Indeed, Svitolina recovered and broke to go ahead 4-2, then consolidated the break with a hold at love by hitting her second ace for a 5-2 advantage. Finally, Svitolina wasted no time in wrapping up her 15th career title with a third break of Rybakina’s serve to complete her title conquest.

“I rushed a bit in the third set,” said Rybakina, disappointed in the final outcome but still upbeat about her week in Strasbourg with an eye toward Roland Garros next week. “I lost a few games very quickly. I can serve a little better and make some better decisions.”

At the end of her virtual press conference, a tired but happy Svitolina was asked by Tennis TourTalk what she learned about herself from winning a title under less than ideal conditions. She said, “I think fighting back. In the second set, the conditions became colder. It was important to push myself to get back into the match. This was a really positive step for me. Often, I get down on myself and lose fight. The way that I handled the pressure [today] was important to me.”

Top seeds Melichar/Schuurs win doubles title

No. 1 seeds Nicole Melichar of the United States and Demi Schuurs from the Netherlands defeated No. 4 seeds Hayley Carter from the United States and Luisa Stefani of Brazil, 6-4, 6-3, to win the Strasbourg doubles title. The match was moved from the main Patrice Dominguez show court to Court 2 to ensure its completion due to inclement weather.

Melichar and Schuurs paired in Rome last week for the first time and lost in the first round. Now, in Strasbourg, they won a title together without losing a set in four matches. What a difference a week makes.

Winning Strasbourg was Melichar’s eighth career WTA doubles titles. She was a US Open finalist two weeks ago with Xu Yifan. Schuurs now has 12 crowns to her credit, including last month’s Western & Southern Open, won with Kveta Peschke.

“We are really happy with this win,” Schuurs said. “It’s the second time we’ve played together. We had a tough week in Rome, but we practiced together, and played some good matches in Strasbourg.”

Carter and Stefani have been a team for the past year and won two titles, last year at Tashkent and last month in Lexington, Ky. This month, they’ve been a US Open quarterfinalist and last week advanced to the semifinals in Rome before reaching this week’s final in Strasbourg.

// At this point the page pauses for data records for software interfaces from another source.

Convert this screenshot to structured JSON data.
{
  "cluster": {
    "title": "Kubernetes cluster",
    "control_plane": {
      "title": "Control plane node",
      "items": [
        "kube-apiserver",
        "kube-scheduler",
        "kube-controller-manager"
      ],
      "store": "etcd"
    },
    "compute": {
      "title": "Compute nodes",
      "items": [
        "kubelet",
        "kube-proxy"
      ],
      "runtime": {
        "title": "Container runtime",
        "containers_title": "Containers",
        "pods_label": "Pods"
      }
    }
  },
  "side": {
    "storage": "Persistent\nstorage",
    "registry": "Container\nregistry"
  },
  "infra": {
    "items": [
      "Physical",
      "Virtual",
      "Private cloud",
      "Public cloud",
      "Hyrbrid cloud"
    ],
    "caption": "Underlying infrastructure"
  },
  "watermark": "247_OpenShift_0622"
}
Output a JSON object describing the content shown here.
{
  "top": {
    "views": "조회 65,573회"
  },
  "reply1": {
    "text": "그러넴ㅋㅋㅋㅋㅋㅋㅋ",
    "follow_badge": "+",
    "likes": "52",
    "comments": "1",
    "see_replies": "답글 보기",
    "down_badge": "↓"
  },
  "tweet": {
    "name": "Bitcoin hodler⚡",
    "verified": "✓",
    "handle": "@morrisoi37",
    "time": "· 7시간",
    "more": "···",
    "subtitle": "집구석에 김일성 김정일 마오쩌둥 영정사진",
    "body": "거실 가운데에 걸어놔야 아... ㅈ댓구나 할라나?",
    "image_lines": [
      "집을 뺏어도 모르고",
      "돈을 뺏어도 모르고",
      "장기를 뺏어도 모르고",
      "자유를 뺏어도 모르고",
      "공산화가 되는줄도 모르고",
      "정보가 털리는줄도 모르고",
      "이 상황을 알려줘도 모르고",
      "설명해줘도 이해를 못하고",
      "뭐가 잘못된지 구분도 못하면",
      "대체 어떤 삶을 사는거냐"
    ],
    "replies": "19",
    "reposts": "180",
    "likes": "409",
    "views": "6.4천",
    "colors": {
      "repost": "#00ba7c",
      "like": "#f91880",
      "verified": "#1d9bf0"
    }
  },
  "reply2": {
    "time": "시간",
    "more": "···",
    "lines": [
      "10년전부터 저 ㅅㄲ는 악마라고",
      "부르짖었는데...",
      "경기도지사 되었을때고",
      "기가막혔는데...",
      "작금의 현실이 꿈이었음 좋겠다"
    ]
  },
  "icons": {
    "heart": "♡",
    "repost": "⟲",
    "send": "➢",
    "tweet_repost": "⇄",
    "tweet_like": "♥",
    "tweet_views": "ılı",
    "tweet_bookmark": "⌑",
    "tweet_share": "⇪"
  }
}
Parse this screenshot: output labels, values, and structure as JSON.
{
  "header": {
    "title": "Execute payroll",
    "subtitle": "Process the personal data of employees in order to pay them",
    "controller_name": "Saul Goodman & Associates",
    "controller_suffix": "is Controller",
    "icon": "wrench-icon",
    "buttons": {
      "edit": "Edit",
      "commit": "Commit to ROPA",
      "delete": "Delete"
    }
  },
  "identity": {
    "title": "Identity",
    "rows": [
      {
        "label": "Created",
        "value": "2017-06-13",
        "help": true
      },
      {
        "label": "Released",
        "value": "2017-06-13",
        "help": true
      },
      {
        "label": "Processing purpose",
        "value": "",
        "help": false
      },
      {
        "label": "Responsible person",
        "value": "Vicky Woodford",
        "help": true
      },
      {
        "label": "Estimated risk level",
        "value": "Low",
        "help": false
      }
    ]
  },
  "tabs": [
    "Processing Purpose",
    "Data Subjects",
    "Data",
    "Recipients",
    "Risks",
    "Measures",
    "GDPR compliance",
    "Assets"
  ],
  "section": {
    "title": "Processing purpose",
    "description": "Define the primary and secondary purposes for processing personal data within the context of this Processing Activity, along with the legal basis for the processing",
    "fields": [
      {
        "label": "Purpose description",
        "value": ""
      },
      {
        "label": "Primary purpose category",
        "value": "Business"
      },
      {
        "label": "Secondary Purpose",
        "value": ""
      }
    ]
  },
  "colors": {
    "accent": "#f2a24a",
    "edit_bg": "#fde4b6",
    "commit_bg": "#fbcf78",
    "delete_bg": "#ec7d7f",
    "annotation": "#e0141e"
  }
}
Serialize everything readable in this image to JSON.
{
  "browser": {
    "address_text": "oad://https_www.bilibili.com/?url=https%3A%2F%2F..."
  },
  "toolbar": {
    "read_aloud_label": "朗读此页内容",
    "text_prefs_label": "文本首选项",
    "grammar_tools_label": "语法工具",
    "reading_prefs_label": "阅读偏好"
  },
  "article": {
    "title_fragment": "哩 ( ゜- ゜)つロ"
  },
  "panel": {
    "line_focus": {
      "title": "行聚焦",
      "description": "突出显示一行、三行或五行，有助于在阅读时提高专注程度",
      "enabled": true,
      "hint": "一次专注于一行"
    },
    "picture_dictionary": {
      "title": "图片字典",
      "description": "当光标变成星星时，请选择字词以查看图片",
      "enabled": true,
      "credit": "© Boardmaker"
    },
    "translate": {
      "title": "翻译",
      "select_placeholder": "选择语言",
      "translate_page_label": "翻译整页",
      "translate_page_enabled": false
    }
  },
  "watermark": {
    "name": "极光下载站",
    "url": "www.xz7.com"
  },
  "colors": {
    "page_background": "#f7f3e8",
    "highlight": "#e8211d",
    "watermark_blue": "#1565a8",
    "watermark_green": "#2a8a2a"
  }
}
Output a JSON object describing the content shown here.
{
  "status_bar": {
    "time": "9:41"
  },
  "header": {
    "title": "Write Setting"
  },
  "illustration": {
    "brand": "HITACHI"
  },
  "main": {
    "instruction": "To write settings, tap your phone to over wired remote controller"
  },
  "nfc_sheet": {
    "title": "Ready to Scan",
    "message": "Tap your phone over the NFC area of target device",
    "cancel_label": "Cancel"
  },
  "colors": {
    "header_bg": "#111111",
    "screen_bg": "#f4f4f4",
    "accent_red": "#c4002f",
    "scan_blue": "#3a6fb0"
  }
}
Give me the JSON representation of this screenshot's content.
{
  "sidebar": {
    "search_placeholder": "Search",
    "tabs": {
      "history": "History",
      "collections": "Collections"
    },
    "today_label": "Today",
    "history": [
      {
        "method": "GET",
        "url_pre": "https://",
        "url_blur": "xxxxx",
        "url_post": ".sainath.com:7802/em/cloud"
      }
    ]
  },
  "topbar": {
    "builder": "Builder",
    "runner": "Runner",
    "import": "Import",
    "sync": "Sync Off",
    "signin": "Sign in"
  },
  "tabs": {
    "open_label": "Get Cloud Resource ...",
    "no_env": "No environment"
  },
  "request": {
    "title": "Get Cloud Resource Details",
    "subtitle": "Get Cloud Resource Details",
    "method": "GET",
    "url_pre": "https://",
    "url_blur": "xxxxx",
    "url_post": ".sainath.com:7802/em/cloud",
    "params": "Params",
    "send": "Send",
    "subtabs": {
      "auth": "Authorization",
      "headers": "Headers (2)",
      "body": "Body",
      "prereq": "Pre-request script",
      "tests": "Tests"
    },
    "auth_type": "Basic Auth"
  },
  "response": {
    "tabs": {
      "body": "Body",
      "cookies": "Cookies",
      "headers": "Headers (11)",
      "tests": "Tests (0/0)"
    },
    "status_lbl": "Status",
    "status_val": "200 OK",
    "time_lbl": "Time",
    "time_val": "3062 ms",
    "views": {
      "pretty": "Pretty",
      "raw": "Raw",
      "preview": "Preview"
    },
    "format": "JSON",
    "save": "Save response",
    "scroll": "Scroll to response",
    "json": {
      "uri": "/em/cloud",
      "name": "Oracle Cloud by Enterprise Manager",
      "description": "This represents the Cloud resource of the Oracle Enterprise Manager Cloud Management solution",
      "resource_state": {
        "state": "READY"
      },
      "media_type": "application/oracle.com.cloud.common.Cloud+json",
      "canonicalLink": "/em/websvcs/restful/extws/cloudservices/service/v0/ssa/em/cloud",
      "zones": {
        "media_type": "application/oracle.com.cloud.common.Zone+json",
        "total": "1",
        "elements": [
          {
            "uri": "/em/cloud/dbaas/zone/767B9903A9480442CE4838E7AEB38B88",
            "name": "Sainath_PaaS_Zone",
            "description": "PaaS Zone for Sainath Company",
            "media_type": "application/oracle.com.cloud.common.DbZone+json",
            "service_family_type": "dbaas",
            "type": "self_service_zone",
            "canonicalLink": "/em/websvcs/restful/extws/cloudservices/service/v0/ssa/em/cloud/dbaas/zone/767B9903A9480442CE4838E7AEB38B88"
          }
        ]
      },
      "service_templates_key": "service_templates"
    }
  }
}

“We had a good feeling about our games [this week],” Melichar said.

“Of course, you’re always happy with a title, especially now,” Schuurs said. “We go to Paris with a good feeling.”